[Dataset entries]
★ ★ ★ ★

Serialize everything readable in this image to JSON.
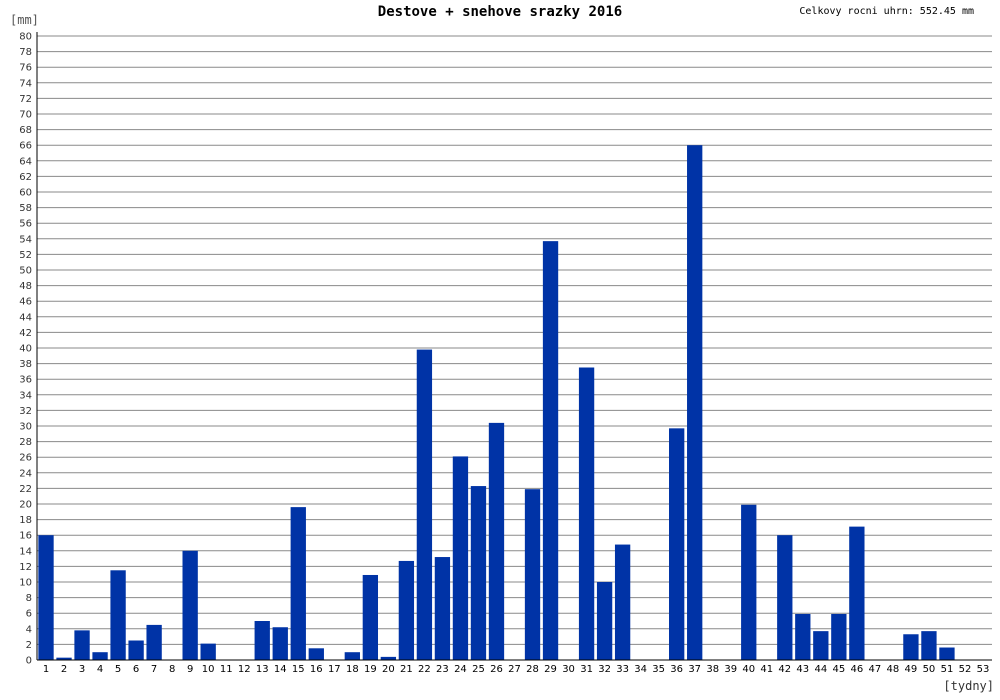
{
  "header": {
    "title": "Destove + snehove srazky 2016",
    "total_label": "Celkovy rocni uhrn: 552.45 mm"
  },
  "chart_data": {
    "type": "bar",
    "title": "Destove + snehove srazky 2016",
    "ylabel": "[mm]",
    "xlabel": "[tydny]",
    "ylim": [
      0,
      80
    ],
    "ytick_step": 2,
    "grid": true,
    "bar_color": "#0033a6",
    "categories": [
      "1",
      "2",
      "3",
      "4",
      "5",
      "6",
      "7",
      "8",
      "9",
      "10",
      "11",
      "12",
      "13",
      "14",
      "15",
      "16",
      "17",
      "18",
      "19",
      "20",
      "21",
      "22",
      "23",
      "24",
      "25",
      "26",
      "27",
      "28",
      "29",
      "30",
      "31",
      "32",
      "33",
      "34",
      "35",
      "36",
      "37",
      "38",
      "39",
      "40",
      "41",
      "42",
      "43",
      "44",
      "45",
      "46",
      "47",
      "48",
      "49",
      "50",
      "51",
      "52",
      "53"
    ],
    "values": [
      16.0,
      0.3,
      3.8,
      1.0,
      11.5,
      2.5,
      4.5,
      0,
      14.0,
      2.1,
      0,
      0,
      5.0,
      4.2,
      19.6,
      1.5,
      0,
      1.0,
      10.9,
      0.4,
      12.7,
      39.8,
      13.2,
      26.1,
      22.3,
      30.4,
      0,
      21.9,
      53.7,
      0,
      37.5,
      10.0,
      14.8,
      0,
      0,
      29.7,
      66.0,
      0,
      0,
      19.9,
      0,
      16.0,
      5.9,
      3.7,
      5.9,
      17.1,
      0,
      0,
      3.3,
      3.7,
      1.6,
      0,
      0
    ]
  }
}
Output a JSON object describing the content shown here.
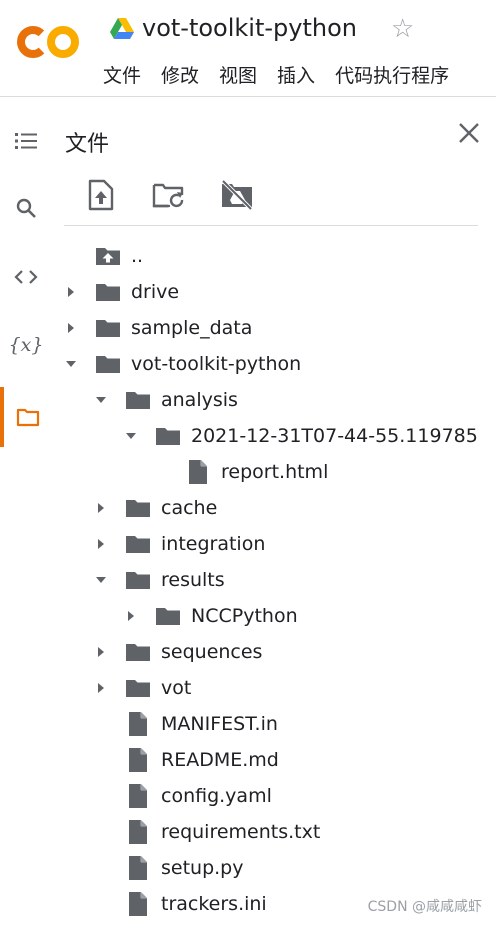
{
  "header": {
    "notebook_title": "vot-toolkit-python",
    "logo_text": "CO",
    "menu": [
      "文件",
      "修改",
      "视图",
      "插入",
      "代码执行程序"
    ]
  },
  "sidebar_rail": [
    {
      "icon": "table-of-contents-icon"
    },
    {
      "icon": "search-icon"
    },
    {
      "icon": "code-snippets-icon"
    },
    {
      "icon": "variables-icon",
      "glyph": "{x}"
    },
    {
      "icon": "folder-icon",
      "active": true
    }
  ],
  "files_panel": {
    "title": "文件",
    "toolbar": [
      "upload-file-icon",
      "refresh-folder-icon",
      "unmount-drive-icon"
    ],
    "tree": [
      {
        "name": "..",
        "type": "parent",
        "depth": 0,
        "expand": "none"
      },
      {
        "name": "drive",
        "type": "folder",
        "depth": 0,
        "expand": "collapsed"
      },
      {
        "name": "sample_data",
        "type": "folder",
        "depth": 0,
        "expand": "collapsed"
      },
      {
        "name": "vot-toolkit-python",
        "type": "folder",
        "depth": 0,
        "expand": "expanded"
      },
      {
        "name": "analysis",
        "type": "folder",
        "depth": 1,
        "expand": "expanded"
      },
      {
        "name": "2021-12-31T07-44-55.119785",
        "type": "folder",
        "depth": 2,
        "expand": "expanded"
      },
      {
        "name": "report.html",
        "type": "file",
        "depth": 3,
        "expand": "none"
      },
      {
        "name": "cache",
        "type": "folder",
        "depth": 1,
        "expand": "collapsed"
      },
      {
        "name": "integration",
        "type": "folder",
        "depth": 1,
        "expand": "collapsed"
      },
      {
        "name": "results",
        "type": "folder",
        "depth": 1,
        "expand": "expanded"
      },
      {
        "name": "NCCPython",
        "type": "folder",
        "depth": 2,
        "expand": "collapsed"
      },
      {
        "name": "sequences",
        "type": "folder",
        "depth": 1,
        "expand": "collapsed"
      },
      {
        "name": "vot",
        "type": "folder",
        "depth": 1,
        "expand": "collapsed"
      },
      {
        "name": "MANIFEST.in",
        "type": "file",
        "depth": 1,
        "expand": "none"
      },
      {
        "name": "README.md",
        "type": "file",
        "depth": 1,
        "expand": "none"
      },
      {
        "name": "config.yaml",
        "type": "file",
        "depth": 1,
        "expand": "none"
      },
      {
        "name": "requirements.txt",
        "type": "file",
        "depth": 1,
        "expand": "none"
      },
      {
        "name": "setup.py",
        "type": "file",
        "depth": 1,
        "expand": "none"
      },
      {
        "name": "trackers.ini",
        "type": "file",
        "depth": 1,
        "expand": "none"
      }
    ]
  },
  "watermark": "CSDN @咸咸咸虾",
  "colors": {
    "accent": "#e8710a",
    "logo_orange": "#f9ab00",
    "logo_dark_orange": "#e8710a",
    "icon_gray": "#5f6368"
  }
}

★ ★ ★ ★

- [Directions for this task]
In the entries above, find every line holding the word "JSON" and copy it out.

- [Written solution]
Serialize everything readable in this image to JSON.
Output a JSON object describing the content shown here.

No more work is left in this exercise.